Do you agree with our choice for this month’s hero and villain?
Welcome to our slightly tongue-in-cheek section called Heroes and Villains.
Heroes and Villains
Each month, we take a generally light-hearted look at who have been the stand-out “goodies” and the “baddies” for nursing and healthcare over the last few weeks.
Let us know if you agree with our choices for June and if you have any suggestions for next month (without being unnecessarily rude, please).
Who else could it be this month other than the founding father of the National Health Service, Aneurin Bevan. As Minister for Health in the post-war Attlee government, the Welsh Labour Party politician and son of a coalminer famously spearheaded the establishment of the NHS on 5 July 1948. It was not an easy ride, as to reach his goal “Nye” Bevan had to overcome opposition from both the Conservative Party and within his own party, as well as from the British Medical Association. Several years later he said: “No society can legitimately call itself civilised if a sick person is denied medical aid because of lack of means.”

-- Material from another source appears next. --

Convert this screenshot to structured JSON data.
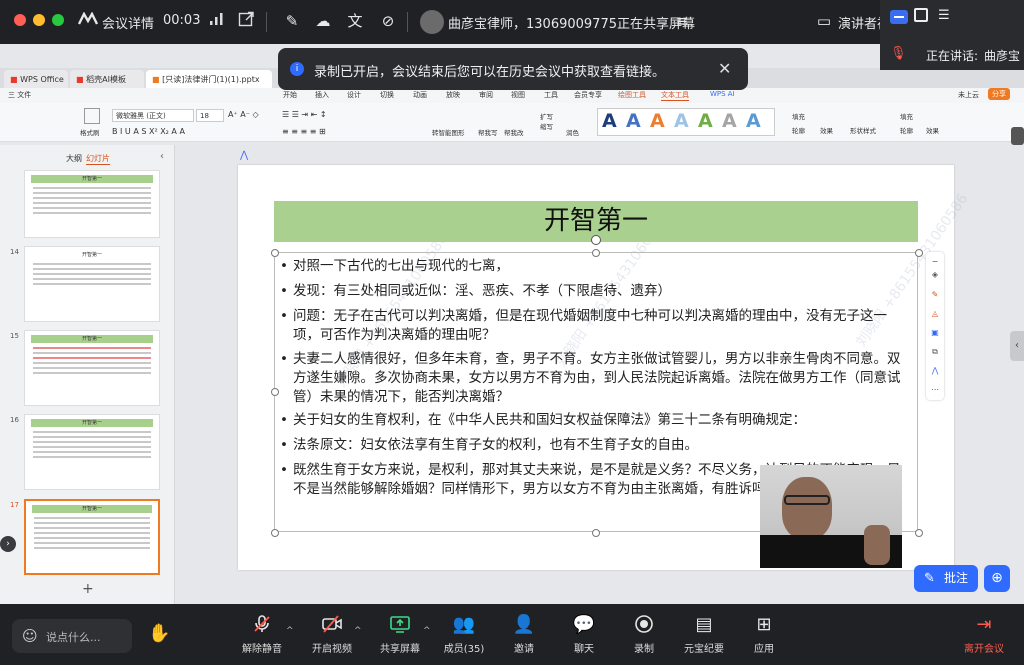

Source: National Crime Agency
A British nurse has been convicted of trafficking five Nigerian women into Germany to work as prostitutes, after subjecting them to voodoo rituals. A court heard that Josephine Iyamu, 51, forced the women to swear oaths to hand over money to her during “juju” ceremonies. The voodoo rituals saw the women forced to eat chicken hearts, drink blood containing worms, and have powder rubbed into cuts, the court heard. Ms Iyamu declared a modest income of around £14,500 in 2016-17 from her work as an NHS agency nurse but investigators found she was able to afford to spend thousands on air travel and a large home in Nigeria.